### What to produce:
Print all the data that follows exactly, images excluded.

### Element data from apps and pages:
[Start of section]

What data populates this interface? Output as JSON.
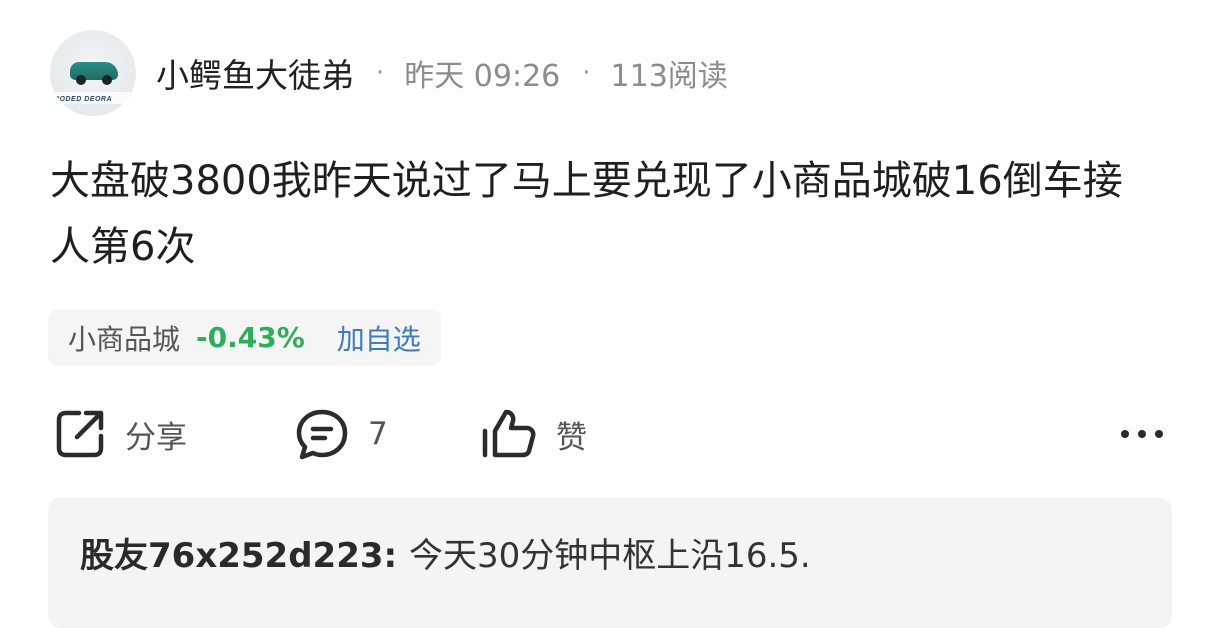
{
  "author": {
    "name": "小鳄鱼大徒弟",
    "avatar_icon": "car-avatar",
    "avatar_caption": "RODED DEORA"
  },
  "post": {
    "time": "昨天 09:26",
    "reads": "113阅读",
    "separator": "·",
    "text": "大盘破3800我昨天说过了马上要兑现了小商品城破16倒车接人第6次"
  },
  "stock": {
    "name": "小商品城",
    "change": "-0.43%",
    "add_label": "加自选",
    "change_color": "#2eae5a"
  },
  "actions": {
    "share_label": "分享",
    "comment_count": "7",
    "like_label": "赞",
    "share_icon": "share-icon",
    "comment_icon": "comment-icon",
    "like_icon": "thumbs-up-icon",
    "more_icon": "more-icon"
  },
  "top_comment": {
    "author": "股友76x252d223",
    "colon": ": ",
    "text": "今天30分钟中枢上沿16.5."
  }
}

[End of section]

### Output of the task:
What data populates this interface? Output as JSON.
{
  "author": {
    "name": "小鳄鱼大徒弟",
    "avatar_icon": "car-avatar",
    "avatar_caption": "RODED DEORA"
  },
  "post": {
    "time": "昨天 09:26",
    "reads": "113阅读",
    "separator": "·",
    "text": "大盘破3800我昨天说过了马上要兑现了小商品城破16倒车接人第6次"
  },
  "stock": {
    "name": "小商品城",
    "change": "-0.43%",
    "add_label": "加自选",
    "change_color": "#2eae5a"
  },
  "actions": {
    "share_label": "分享",
    "comment_count": "7",
    "like_label": "赞",
    "share_icon": "share-icon",
    "comment_icon": "comment-icon",
    "like_icon": "thumbs-up-icon",
    "more_icon": "more-icon"
  },
  "top_comment": {
    "author": "股友76x252d223",
    "colon": ": ",
    "text": "今天30分钟中枢上沿16.5."
  }
}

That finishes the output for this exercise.